§ **THE PROBLEM**: Copy out every line of the listing in which "value" appears.

[[ DATA SUPPLIED open ]]

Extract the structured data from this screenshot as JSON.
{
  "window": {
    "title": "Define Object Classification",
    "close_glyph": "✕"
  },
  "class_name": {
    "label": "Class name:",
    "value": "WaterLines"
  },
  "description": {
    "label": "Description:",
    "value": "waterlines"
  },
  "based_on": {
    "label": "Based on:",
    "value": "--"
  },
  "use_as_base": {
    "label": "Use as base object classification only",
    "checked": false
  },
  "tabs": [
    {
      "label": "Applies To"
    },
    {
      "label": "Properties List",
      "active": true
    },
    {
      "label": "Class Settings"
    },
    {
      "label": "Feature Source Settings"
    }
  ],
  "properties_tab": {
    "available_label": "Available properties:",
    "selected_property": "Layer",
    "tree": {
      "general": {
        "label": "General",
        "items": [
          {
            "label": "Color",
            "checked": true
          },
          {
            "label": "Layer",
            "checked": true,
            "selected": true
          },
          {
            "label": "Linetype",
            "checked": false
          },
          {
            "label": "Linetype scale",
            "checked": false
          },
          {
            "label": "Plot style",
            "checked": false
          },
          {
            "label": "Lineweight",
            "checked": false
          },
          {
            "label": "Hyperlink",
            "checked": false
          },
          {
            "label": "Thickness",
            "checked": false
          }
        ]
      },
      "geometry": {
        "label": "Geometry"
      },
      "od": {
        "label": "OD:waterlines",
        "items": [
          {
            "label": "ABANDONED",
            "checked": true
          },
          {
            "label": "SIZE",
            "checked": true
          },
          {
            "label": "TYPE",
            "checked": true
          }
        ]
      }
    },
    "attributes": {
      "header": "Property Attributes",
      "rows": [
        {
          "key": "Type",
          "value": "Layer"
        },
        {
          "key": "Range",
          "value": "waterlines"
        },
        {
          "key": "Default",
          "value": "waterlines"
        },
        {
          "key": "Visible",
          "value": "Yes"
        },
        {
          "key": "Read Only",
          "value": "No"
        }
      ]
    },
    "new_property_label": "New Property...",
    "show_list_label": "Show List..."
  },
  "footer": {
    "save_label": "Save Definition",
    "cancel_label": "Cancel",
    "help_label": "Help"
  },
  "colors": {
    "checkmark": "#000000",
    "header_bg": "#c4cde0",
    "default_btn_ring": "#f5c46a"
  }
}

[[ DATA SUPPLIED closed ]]

§ **SOLUTION**:
    "value": "WaterLines"
    "value": "waterlines"
    "value": "--"
          "value": "Layer"
          "value": "waterlines"
          "value": "waterlines"
          "value": "Yes"
          "value": "No"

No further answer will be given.